- **What to work on**
Make an exact copy of the records, with the images left out.

(Page and application data records)
========================================

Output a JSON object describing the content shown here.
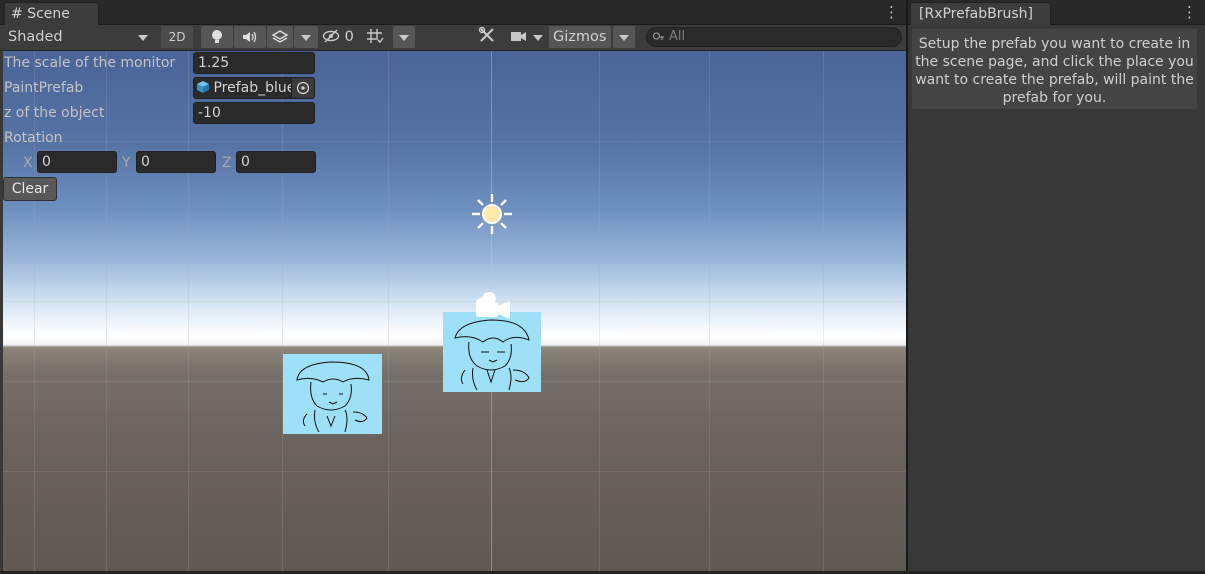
{
  "scene": {
    "tab_label": "Scene",
    "tab_icon": "hash-grid-icon",
    "toolbar": {
      "draw_mode": "Shaded",
      "mode_2d": "2D",
      "hidden_count": "0",
      "gizmos": "Gizmos",
      "search_placeholder": "All"
    },
    "overlay": {
      "scale_label": "The scale of the monitor",
      "scale_value": "1.25",
      "prefab_label": "PaintPrefab",
      "prefab_value": "Prefab_blue",
      "z_label": "z of the object",
      "z_value": "-10",
      "rotation_label": "Rotation",
      "rot_x_label": "X",
      "rot_x_value": "0",
      "rot_y_label": "Y",
      "rot_y_value": "0",
      "rot_z_label": "Z",
      "rot_z_value": "0",
      "clear_button": "Clear"
    }
  },
  "brush": {
    "tab_label": "[RxPrefabBrush]",
    "help_text": "Setup the prefab you want to create in the scene page, and click the place you want to create the prefab, will paint the prefab for you."
  },
  "colors": {
    "sprite_fill": "#9ee0f8",
    "panel_bg": "#383838",
    "field_bg": "#2a2a2a"
  }
}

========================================

- **Output of the task**
Output a JSON object describing the content shown here.
{
  "scene": {
    "tab_label": "Scene",
    "tab_icon": "hash-grid-icon",
    "toolbar": {
      "draw_mode": "Shaded",
      "mode_2d": "2D",
      "hidden_count": "0",
      "gizmos": "Gizmos",
      "search_placeholder": "All"
    },
    "overlay": {
      "scale_label": "The scale of the monitor",
      "scale_value": "1.25",
      "prefab_label": "PaintPrefab",
      "prefab_value": "Prefab_blue",
      "z_label": "z of the object",
      "z_value": "-10",
      "rotation_label": "Rotation",
      "rot_x_label": "X",
      "rot_x_value": "0",
      "rot_y_label": "Y",
      "rot_y_value": "0",
      "rot_z_label": "Z",
      "rot_z_value": "0",
      "clear_button": "Clear"
    }
  },
  "brush": {
    "tab_label": "[RxPrefabBrush]",
    "help_text": "Setup the prefab you want to create in the scene page, and click the place you want to create the prefab, will paint the prefab for you."
  },
  "colors": {
    "sprite_fill": "#9ee0f8",
    "panel_bg": "#383838",
    "field_bg": "#2a2a2a"
  }
}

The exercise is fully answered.